Decrease in pO2 or arterial pH--> depolarisation of cell membrane --> opens voltage-gated Ca2+ channels --> rise in intracellular Ca2+ concentration --> release of variety of neurotransmitters --> act on receptors on afferent nerve fibres adjacent to glomus cell --> cause action potential which travels in vagus and glossopharyngeal fibres to the respiratory centres in the medulla
What are the medullary respiratory centres?
Group of neurones in the reticular formation of the medulla that run from the top of the spinal cord to the thalamus
What are the two parts of the medullary respiratory centre?
Has two parts: nucleus of the solitary tract and nucleus ambiguus.
What are the respiratory centres of the brainstem?
Respiration is controlled by groups of neurones in the pons and medulla and there are three main groups; pontine respiratory centre, ventral and dorsal medullary respiratory centres
What is the efferent action of the respiratory centres?
Axons arise from the cells in all parts of the reticular formation and descend down the spinal cord in the reticulospinal tracts (down spinal cord, around margin of ventral horn and activates the phrenic nerve)
What is the function of the reticulospinal tract?
The reticulospinal tract arises in the pons and medulla and descends diffusely down the spinal cord around the margin of the ventral horn (it also carries the drive to the ANS) and activates the phrenic nerve
Describe the nucleus of the solitary tract in the medullary respiratory centre (dorsal respiratory group)
Sensory integrating centre of the respiratory centre which receives input from pH detectors, pulmonary stretch, cough and J receptors. This centre is found on the dorsal surface of the medulla.
Describe the nucleus ambiguous in the medullary respiratory centre (ventral respiratory group)
Sends axons into the more ventrally positioned motor output centre which sends impulses down to the spinal cord and to the phrenic nerve/
What is Cheyne-Stokes breathing?
A gradual increase in depth and rate of breathing followed by gradual decrease that results in temporary stop of breathing (apnoea)
What is the cause of Cheyne-Stokes breathing?
Heart failure or strokes that affect the blood supply to the medulla or individuals with traumatic injuries or tumours of the brainstem; indicates damage to the brainstem or to the inputs from the respiratory receptors to the brainstem
Describe the pontine respiratory centres

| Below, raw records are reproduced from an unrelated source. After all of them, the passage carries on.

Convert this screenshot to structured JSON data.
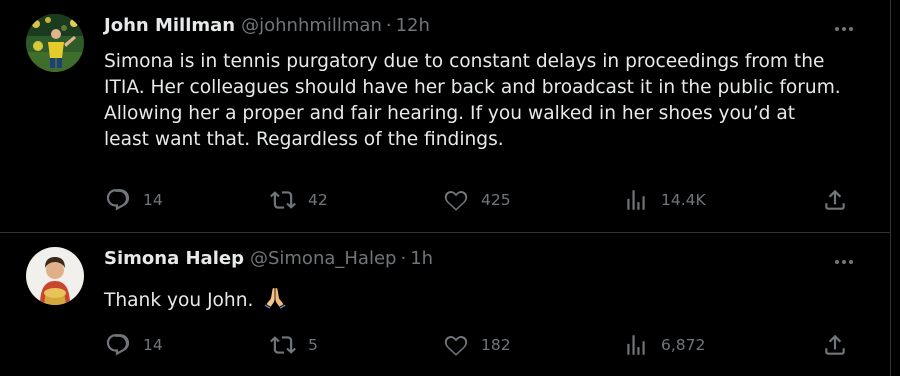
{
  "tweets": [
    {
      "display_name": "John Millman",
      "handle": "@johnhmillman",
      "separator": "·",
      "time": "12h",
      "text": "Simona is in tennis purgatory due to constant delays in proceedings from the ITIA. Her colleagues should have her back and broadcast it in the public forum. Allowing her a proper and fair hearing. If you walked in her shoes you’d at least want that. Regardless of the findings.",
      "replies": "14",
      "retweets": "42",
      "likes": "425",
      "views": "14.4K"
    },
    {
      "display_name": "Simona Halep",
      "handle": "@Simona_Halep",
      "separator": "·",
      "time": "1h",
      "text": "Thank you John.",
      "emoji": "folded-hands",
      "replies": "14",
      "retweets": "5",
      "likes": "182",
      "views": "6,872"
    }
  ],
  "colors": {
    "background": "#000000",
    "text_primary": "#e7e9ea",
    "text_secondary": "#71767b",
    "divider": "#2f3336"
  },
  "icons": [
    "reply-icon",
    "retweet-icon",
    "like-icon",
    "views-icon",
    "share-icon",
    "more-icon"
  ]
}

These regulate and modulate the medullary centres during speech when you want to hold your breath voluntarily, for example. These centres are controlled from the cerebral cortex which can modulate but not overcome the actions of the medullary centres.

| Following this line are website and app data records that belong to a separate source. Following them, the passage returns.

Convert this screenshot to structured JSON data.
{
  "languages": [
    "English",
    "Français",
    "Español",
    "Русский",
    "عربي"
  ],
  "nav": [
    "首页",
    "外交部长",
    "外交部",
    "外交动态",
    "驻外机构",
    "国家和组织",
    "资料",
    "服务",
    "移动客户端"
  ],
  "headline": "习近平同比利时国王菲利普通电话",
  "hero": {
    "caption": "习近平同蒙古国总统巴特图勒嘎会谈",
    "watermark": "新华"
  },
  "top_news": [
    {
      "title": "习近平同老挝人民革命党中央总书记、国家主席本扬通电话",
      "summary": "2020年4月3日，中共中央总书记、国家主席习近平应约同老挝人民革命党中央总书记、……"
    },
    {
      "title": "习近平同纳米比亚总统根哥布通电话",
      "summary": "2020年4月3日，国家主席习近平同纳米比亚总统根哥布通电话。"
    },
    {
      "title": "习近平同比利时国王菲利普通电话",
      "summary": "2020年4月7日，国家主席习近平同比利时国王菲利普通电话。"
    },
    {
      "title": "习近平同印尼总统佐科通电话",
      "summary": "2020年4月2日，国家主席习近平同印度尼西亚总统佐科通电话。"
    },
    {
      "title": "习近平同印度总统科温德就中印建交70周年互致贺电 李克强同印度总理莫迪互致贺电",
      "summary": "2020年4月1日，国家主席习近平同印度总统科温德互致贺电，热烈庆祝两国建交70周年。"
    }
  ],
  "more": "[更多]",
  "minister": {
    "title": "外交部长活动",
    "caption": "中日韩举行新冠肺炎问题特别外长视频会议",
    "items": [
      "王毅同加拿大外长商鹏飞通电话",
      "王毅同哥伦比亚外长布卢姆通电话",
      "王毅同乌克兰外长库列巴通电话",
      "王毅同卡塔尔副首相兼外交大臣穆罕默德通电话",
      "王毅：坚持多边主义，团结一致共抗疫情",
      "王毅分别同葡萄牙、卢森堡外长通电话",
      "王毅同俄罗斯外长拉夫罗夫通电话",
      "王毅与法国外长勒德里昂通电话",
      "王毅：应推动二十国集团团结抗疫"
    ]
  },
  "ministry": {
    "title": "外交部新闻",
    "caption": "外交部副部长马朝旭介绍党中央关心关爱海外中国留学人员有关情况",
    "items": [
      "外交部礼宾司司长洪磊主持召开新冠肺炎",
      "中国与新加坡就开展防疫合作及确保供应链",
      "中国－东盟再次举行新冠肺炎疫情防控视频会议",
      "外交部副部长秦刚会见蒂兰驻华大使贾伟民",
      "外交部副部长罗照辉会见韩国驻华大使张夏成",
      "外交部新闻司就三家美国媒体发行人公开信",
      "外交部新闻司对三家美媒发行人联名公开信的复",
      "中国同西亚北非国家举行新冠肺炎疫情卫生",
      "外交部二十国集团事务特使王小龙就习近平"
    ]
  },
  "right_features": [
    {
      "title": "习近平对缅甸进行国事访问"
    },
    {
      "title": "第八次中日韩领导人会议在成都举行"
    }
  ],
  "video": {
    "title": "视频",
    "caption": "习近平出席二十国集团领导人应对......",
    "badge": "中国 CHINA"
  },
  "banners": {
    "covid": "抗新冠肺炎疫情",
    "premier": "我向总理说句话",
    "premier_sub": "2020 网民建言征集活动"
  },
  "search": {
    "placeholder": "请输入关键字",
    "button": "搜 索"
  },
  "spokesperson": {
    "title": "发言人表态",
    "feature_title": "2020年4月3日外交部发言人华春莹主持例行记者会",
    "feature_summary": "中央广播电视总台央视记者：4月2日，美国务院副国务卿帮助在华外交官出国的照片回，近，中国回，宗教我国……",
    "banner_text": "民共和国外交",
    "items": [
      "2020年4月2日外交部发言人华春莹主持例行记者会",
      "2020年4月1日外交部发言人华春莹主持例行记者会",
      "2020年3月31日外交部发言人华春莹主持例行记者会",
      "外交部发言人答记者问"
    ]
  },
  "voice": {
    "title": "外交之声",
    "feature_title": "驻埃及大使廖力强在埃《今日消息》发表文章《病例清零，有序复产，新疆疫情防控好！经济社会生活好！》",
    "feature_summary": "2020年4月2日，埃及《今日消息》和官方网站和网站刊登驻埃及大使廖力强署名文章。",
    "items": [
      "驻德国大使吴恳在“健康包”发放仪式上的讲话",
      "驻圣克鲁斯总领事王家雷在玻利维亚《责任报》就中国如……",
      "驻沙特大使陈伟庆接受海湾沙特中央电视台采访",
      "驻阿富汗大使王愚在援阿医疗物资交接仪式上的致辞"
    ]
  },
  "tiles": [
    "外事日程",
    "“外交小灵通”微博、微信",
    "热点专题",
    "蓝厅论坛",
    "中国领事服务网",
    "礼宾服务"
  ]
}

What is the role of the pulmonary stretch receptors at the end of inspiration?
They send action potentials through afferents of the vagus nerve to the respiratory centres in the pons and medulla to inhibit further respiration (Hering-Breuer reflex)
Describe pulmonary stretch receptors
Depolarise in response to distension in the lung (activity sustained with lung inflation), found in the bronchioles and small bronchi and act as cut-off switches to inhibit inspiration when the lungs are fully inflated (prevents damage due to over-inflation)
Describe irritant receptors of the lungs
Mechanoreceptors that lie between airway epithelial cells and are stimulated by noxious gases, smoke, inhaled dusts and cold air and are found in the lining of the trachea and the large bronchi. Stimulates the cough reflex to clear the airway of danger.
Describe J receptors in the lungs
Chemoreceptors that respond to pulmonary oedema, pulmonary embolus, pneumonia and congestive heart failure --> stimulate increase in ventilation by detecting fluid and sending afferent signals to vagus nerve to increase respiratory rate
Describe how the higher centres of the brain can control respiration
Higher centres of the brain are involved in voluntary control of ventilation rate and this is affected by pain, emotion and temperature, and the brain works to modulate the impulses from the pontine respiratory centre to the medullary respiratory centre before action is sent to the lungs
How do irritant receptors in the lung modulate ventilation when stimulated?
Supresses inhalation by acting at the medullary respiratory centre in order to allow the release of substance inhaled (helps to blow off irritant)